State voters overwhelmingly approved the measure, and Hickenlooper found himself wrestling with how to implement a law he had opposed.
Now, with other states passing similar measures, the Democrat has settled into an unexpected role — a kind of marijuana counselor to his peers. Governors call him up, he said, to ask for advice on pot.
“You don’t get to choose what your legacy is,” he said.
In the weeks before Californians voted to legalize recreational cannabis last month, Gov. Jerry Brown called Hickenlooper for consultation. Like Hickenlooper, Brown did not endorse the effort.
FERGUSON, Mo. – Antonio French sat in the front passenger seat of an air-conditioned sedan parked behind vandalized and boarded-up Red’s BBQ on West Florissant Avenue, scrolling through his iPhone, reading a barrage of tweets, emails and text messages.
Nods of appreciation and media interview requests have kept his phone vibrating these last few weeks.
“It’s been like a blur,” said French, in a respite from the muggy afternoon air. “We’ve been out here every day trying to maintain some focus.”
It’s a new reality for the St. Louis native and alderman.
In the two weeks since a white police officer shot and killed Michael Brown, an unarmed 18-year-old black man, French has become a pinnacle figure in what’s evolved into a national call for justice.
OTERO COUNTY, Colo. — Mac Holder takes a seat on the bench of a weathered wooden shooting table roughly 50 yards in front of a silver beer can impaled upright by a stake.
Here at the firing range of his family’s pheasant and quail ranch on the outskirts of Rocky Ford, dozens of spent shotgun shells litter the parched ground around him. But on this recent afternoon, in his grip is a black Rock River AR-15 outfitted with a 30-round ammunition magazine. Holder pulls back and releases the charging handle, pushing a round into the chamber. He then tucks the butt of the semiautomatic gun into his left shoulder and leans forward, staring down the scope mounted on top. Nine ear-splitting shots pierce the gentle breeze.

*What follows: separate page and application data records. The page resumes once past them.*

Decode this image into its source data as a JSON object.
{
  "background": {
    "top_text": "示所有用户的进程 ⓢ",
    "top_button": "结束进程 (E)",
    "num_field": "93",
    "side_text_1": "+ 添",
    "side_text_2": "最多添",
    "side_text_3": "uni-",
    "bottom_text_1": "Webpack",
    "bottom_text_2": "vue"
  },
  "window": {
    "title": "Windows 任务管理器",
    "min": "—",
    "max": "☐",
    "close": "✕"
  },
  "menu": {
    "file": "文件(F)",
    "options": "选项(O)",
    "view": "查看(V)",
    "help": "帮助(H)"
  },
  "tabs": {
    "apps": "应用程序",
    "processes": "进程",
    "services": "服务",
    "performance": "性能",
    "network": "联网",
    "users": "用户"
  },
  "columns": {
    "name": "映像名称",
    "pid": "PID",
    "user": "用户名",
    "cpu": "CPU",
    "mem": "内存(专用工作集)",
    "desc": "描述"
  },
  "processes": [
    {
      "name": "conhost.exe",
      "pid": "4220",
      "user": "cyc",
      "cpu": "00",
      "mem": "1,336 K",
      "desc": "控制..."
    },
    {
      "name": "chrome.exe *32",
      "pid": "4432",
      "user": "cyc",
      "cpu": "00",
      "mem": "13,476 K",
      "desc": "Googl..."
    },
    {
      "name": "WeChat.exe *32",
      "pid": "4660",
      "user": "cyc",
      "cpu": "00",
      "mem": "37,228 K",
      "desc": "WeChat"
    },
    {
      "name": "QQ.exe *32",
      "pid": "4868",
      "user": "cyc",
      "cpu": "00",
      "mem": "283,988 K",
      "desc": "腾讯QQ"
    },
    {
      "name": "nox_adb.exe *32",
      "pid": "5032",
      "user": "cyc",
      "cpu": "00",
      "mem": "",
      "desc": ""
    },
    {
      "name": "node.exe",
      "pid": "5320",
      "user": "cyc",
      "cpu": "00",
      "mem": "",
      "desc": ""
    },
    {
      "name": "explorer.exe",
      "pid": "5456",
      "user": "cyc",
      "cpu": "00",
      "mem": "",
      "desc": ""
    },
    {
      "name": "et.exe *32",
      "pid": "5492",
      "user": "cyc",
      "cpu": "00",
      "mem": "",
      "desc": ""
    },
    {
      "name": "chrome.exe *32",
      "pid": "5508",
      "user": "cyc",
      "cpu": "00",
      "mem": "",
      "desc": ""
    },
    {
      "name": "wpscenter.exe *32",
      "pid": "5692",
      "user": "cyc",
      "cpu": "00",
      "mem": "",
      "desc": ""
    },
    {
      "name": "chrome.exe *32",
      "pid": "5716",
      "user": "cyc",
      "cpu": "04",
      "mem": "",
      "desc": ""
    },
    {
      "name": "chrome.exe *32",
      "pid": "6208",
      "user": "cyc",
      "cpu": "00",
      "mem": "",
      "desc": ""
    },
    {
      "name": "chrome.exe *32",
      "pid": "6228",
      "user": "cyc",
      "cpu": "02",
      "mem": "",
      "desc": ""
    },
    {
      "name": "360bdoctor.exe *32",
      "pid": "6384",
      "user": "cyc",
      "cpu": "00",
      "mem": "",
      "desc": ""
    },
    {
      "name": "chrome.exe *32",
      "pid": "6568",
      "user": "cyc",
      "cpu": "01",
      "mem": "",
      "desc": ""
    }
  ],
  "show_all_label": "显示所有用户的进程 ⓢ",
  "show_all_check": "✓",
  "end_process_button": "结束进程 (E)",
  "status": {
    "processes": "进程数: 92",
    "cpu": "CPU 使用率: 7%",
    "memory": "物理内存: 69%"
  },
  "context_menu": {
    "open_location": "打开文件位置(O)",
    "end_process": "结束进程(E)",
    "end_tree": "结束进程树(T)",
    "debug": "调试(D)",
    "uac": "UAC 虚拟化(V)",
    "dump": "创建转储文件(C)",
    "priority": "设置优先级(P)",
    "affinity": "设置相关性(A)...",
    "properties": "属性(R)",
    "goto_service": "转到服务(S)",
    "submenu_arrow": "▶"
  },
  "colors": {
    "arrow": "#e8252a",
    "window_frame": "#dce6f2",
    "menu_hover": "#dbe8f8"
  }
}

“It’s a fun gun. It has low recoil. If you just like to shoot for practice, it’s a great gun,” says Holder, 28, after firing the weapon. “I’ve had it for nine years, keep it locked up and never had any problems with it.”
Far from the gold dome of the state Capitol, and the state’s more populated Front Range, generations of Colorado families like Holder’s have grown up with firearms.
COLORADO SPRINGS — Two pairs of teenage boys who didn’t know each other crossed paths the night of Valentine’s Day 1997.
It was a little after 11:30 that night when Andy Westbay, 13, and Scott Hawrysiak, 15, started their walk of less than two blocks along Canoe Creek Drive to Hawrysiak’s home after playing video games at a friend’s house.
Meanwhile, a white Mazda hatchback carrying Gary Flakes, 16, Jeron Grant, 17, and a loaded 12-gauge shotgun drove down the quiet residential street on Colorado Springs’ southwest side.